Instead, the former UFC welterweight champion has designs on pursuing more fights in the Sweet Science after his Aug. 29 matchup with the YouTube personality.
“I didn’t get into this for a quick payday to get in and get out,” Woodley said during a press conference in Los Angeles on Tuesday to promote his fight with Paul. “This is a steppingstone for me. This is my entry into boxing for sure.”
Woodley will face Paul in the main event of a Showtime Sports card at Rocket Mortgage FieldHouse in Cleveland, Ohio. The event will air via pay-per-view on Showtime beginning at 8 p.m. ET/5 p.m. PT. Paul is 3-0 as a professional boxer, while Woodley will be making his debut in the sport.
Now 39 years old, Woodley parted ways with the UFC following a four-bout losing streak. He last appeared in the Octagon at UFC 260, where he was choked out by Vicente Luque in the opening stanza on March 27.
In preparation for his transition to a new discipline, Woodley has been doing some training with Floyd Mayweather, who recently just competed against Jake’s brother, Logan Paul, in an exhibition match.
According to Woodley, the sessions with Mayweather will benefit him beyond his upcoming fight.
“To get an opportunity to work out with Floyd Mayweather, [only] an idiot would not take advantage of that situation,” Woodley said. “He showed me stuff not specifically to defeat Jake but to be a world class boxer in general — techniques, positions, placements, head positioning, movements. In MMA sometimes we waste energy, we do a lot of shucking and jiving. Everything I do, everything I throw is gonna hurt. My feints are gonna hurt.”
While Woodley admits that he foresees more boxing in his future, it sounds as though he hasn’t ruled a return to MMA — and he believes his specialized training will help him down the road.
“I plan to continue to fight in boxing, to be honest. It’s not gonna hurt me to focus just on striking, focus on my positioning, my punches, my defense. So when I fight in a mixed martial arts fight, I go to the fight with more tools and be sharper,” Woodley said.
For now, though, the former UFC champ isn’t looking to far ahead. He’s already seen Paul finish training partner Ben Askren. Woodley knows not to take an opponent lightly.

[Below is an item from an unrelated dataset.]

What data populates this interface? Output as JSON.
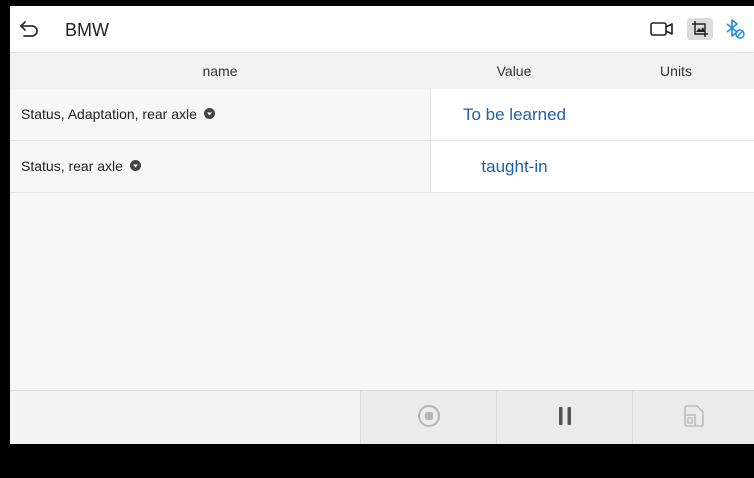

“…When you think too far beyond the fight that’s in front of you, that’s when the s—t goes the other direction,” he said. “For me, this is the biggest fight of my life because it’s the next fight.”